Set every record down again, identical to the original.
=== Begin Enclosure ===
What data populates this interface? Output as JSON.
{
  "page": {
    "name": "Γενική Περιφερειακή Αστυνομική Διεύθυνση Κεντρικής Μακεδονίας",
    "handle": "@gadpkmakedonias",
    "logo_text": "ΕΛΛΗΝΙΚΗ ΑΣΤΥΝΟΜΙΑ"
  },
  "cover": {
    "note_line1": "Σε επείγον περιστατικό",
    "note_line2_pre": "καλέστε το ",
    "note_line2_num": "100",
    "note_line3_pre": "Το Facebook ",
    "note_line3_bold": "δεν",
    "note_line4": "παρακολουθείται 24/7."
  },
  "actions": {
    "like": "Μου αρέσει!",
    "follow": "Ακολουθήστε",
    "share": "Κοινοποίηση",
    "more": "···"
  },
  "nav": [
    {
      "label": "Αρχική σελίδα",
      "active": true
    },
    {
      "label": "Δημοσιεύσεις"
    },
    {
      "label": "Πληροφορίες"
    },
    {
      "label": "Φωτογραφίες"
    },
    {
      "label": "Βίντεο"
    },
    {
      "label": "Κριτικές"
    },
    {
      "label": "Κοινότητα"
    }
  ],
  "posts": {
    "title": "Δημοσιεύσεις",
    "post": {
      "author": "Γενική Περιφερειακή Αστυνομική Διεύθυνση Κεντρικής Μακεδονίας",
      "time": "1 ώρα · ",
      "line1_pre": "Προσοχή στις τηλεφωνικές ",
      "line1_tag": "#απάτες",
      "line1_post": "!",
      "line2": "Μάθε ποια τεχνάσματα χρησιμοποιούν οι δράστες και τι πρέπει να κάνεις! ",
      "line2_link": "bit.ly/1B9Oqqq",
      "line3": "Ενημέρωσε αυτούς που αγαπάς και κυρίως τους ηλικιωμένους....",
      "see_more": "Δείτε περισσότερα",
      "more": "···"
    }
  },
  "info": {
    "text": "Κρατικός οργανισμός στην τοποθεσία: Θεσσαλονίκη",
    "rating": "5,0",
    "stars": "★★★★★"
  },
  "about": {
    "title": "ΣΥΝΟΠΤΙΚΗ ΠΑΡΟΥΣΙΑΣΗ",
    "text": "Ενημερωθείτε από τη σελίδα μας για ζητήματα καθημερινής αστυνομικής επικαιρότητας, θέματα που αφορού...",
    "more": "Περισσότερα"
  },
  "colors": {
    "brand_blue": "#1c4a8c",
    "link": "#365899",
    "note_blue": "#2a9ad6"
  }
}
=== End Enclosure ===
Result of this task:
What data populates this interface? Output as JSON.
{
  "page": {
    "name": "Γενική Περιφερειακή Αστυνομική Διεύθυνση Κεντρικής Μακεδονίας",
    "handle": "@gadpkmakedonias",
    "logo_text": "ΕΛΛΗΝΙΚΗ ΑΣΤΥΝΟΜΙΑ"
  },
  "cover": {
    "note_line1": "Σε επείγον περιστατικό",
    "note_line2_pre": "καλέστε το ",
    "note_line2_num": "100",
    "note_line3_pre": "Το Facebook ",
    "note_line3_bold": "δεν",
    "note_line4": "παρακολουθείται 24/7."
  },
  "actions": {
    "like": "Μου αρέσει!",
    "follow": "Ακολουθήστε",
    "share": "Κοινοποίηση",
    "more": "···"
  },
  "nav": [
    {
      "label": "Αρχική σελίδα",
      "active": true
    },
    {
      "label": "Δημοσιεύσεις"
    },
    {
      "label": "Πληροφορίες"
    },
    {
      "label": "Φωτογραφίες"
    },
    {
      "label": "Βίντεο"
    },
    {
      "label": "Κριτικές"
    },
    {
      "label": "Κοινότητα"
    }
  ],
  "posts": {
    "title": "Δημοσιεύσεις",
    "post": {
      "author": "Γενική Περιφερειακή Αστυνομική Διεύθυνση Κεντρικής Μακεδονίας",
      "time": "1 ώρα · ",
      "line1_pre": "Προσοχή στις τηλεφωνικές ",
      "line1_tag": "#απάτες",
      "line1_post": "!",
      "line2": "Μάθε ποια τεχνάσματα χρησιμοποιούν οι δράστες και τι πρέπει να κάνεις! ",
      "line2_link": "bit.ly/1B9Oqqq",
      "line3": "Ενημέρωσε αυτούς που αγαπάς και κυρίως τους ηλικιωμένους....",
      "see_more": "Δείτε περισσότερα",
      "more": "···"
    }
  },
  "info": {
    "text": "Κρατικός οργανισμός στην τοποθεσία: Θεσσαλονίκη",
    "rating": "5,0",
    "stars": "★★★★★"
  },
  "about": {
    "title": "ΣΥΝΟΠΤΙΚΗ ΠΑΡΟΥΣΙΑΣΗ",
    "text": "Ενημερωθείτε από τη σελίδα μας για ζητήματα καθημερινής αστυνομικής επικαιρότητας, θέματα που αφορού...",
    "more": "Περισσότερα"
  },
  "colors": {
    "brand_blue": "#1c4a8c",
    "link": "#365899",
    "note_blue": "#2a9ad6"
  }
}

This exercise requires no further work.